I’m not the world’s biggest Quentin Tarantino fan, even though I have met him before. Like every other cinephile, film buff or whatever we’re calling ourselves this week on this site, I celebrate the man’s entire catalogue. I can name my favorite (Jackie Brown), his best film (Inglorious Basterds), and his worst. But, I’ve spent plenty of time in his movies rolling my eyes, bored with his style-over-substance direction and wondering who loves the sounds of their own words more – QT or Kev Smith? But, the other night, I was hanging out at a friend’s house and we were looking for a movie to watch while we shared a six-pack. I found Pulp Fiction in her box of DVDs and said, “I haven’t watched this in awhile.”
I remember the first time I ever saw Pulp Fiction. I remember thinking what everybody else who saw it thought: “This movie is pretty cool.” By time I was in film school and had been schooled in the finer points of post-modernism and every single reference in the film, I grew coolly detached from Pulp Fiction. I never openly voiced my negative opinions but when a conversation veered into the territory of Fiction and it’s genius, I would quietly excuse myself and walk away, thinking, “It ain’t that cool.” It was easy for me to do so, because while I respected that movie, I was less a fan of it and Tarantino’s wildly popular first film, Reservoir Dogs. Now, I still admired Tarantino and looked forward to his films, for I was a huge Jackie Brown fan.
Jackie Brown was a movie that I fell in love with when I was in high school and watched over and over again. I didn’t see it as another tricked out rip off from Tarantino, but there was a warmth in the film that made it seem like it was hand crafted by a young man, eager to impress rather than show off, who summoned all of his talent to pay caring homage to a genre he had grown up with. I thought Tarantino showed true potential and in Jackie Brown, he started to live up to it. One of the crown jewels of my DVD collection is a 2 disc LE, signed by Robert Forster. I think every performance is brilliant, including resurgent efforts from both Forster and Pam Grier. I love watching Robert DeNiro act, Samuel L. Jackson with hair*, a vulgar Chris Tucker, Michael Keaton doing anything and Bridget Fonda. The look of the film is gorgeous and the only way you can watch it is with the sound way up, because the soundtrack is vintage QT. I recently put it on my iPod from a friend’s computer and on the drive home, texted him to tell him that it was my new favorite thing in the world. This actual article was not posted earlier because I started watching it, just to refresh myself, started watching it, let it lull me to sleep and missed my deadline. I am only slightly ashamed of that fact.
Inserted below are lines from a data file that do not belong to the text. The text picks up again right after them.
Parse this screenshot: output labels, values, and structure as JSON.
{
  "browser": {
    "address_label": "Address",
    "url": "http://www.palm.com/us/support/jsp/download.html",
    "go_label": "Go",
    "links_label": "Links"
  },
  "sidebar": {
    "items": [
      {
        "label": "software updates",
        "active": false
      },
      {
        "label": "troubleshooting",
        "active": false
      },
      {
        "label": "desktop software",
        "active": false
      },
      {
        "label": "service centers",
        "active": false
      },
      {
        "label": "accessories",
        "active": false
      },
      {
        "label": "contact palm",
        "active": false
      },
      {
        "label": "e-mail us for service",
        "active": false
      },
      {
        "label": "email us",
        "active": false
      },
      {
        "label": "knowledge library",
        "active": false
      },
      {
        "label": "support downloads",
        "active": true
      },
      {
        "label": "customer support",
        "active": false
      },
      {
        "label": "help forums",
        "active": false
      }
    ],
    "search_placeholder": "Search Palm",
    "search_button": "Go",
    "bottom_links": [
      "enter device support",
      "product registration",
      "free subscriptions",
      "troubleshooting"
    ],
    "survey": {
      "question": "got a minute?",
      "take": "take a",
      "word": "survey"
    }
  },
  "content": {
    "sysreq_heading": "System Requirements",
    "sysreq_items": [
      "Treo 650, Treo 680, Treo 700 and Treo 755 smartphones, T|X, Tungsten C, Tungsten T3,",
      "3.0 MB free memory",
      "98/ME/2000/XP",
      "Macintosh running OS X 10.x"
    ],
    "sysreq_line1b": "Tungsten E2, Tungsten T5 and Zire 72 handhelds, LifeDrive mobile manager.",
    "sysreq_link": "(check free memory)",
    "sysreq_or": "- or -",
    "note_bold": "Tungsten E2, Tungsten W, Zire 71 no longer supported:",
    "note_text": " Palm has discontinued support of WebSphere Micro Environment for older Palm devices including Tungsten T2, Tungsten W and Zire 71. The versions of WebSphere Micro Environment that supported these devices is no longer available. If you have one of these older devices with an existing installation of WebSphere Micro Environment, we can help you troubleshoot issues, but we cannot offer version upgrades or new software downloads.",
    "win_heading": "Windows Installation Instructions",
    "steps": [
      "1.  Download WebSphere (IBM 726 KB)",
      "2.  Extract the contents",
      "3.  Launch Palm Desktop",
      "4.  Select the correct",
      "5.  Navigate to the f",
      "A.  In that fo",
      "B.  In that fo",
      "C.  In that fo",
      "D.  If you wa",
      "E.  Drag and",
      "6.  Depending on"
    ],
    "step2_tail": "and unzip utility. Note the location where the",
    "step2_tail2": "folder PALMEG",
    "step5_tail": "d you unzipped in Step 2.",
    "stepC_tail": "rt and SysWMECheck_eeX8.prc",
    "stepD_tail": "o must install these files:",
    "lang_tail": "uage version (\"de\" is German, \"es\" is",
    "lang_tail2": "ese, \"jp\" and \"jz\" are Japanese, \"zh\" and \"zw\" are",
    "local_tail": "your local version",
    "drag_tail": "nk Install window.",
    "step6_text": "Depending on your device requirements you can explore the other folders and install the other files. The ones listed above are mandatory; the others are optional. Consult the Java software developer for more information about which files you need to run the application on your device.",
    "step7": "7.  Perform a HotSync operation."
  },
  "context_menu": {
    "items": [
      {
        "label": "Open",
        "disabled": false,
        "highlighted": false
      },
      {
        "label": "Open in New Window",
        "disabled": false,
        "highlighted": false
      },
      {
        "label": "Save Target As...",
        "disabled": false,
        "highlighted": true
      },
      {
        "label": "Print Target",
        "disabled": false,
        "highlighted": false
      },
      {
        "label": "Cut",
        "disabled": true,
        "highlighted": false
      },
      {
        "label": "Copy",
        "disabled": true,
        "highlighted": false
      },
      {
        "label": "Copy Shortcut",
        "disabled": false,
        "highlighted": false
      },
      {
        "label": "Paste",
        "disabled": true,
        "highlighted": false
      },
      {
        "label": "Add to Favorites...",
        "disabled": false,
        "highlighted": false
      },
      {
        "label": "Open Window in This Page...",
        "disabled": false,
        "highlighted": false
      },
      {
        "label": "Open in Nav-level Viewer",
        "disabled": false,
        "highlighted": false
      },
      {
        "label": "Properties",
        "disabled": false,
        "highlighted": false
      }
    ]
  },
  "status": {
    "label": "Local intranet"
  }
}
But, I love that movie and so I couldn’t wait to see Kill Bill. I liked it enough to and it got me back onto Team QT. But then he made some awful piece of garbage called Death Proof, which was only made worse when watched directly after the best Robert Rodriguez movie to date. Death Proof seemed like all the bad parts of all the Tarantino films that I didn’t liked, combined with people I didn’t really care to watch in a film. I know that I’ve taken heat for it in the past and I don’t even care. I was over that movie, before IT was over and went back to ignoring Quentin. I couldn’t be bothered.
Then came the Inglourious Basterds. The poster hangs on my wall to this day, because I think Basterds might be the greatest Tarantino film yet. It was a good thing I wasn’t on the LAMBcast about the movie, because I would’ve taken it over for myself, like I was Christoph Waltz. The biggest compliment I could give to the movie was this: I wasn’t looking forward to it, because I disliked Death Proof so much. But I forgot that Tarantino had also made Pulp Fiction. Basterds was Fiction set in World War II Germany and it was amazing. I saw it over and over that summer, maybe the movie I liked best all year and even went to a screening at the New Bev, lying to my friends that QT would be there. I lucked out and he was there, so I just shook his hand and told him I was a big fan. By 2011, when word of Django Unchained began to break, I was back to being a full-on Tarantino whore.
But, I hadn’t seen Pulp Fiction in years.
The movie held up incredibly well. I was no longer repulsed by the sight of Uma Thurman, because I love Beatrix Kiddo. I didn’t laugh at how ridiculously fat John Travolta looked in the movie – I knew he would swell up even more. It was remarkable how much the movie seemed different to me. I didn’t think it was eye-rolling boring or yawn-inducing derivative anymore – I thought it was cool again. The big scenes hit for me, I was feeling it and enjoyed watching the movie for the first time in a long time. It seemed like a pinata full of Tarantino burst op onscreen and I was picking out goodies the entire time.
I had fun with Pulp Fiction again and I was grateful to have watched it. I was glad that I had never gotten too venomous in my discord for it, but it was easy enough to enjoy again. I like Pulp Fiction, I love Jackie Brown and Inglourious Basterds and I can’t wait for Django Unchained and whatever Quentin Tarantino makes next.
*- Samuel L. Jackson with hair is like Bruce Willis with hair. It’s a tip-off that they’re acting.
Fun Fact – QT has an enormous head. It’s just huge.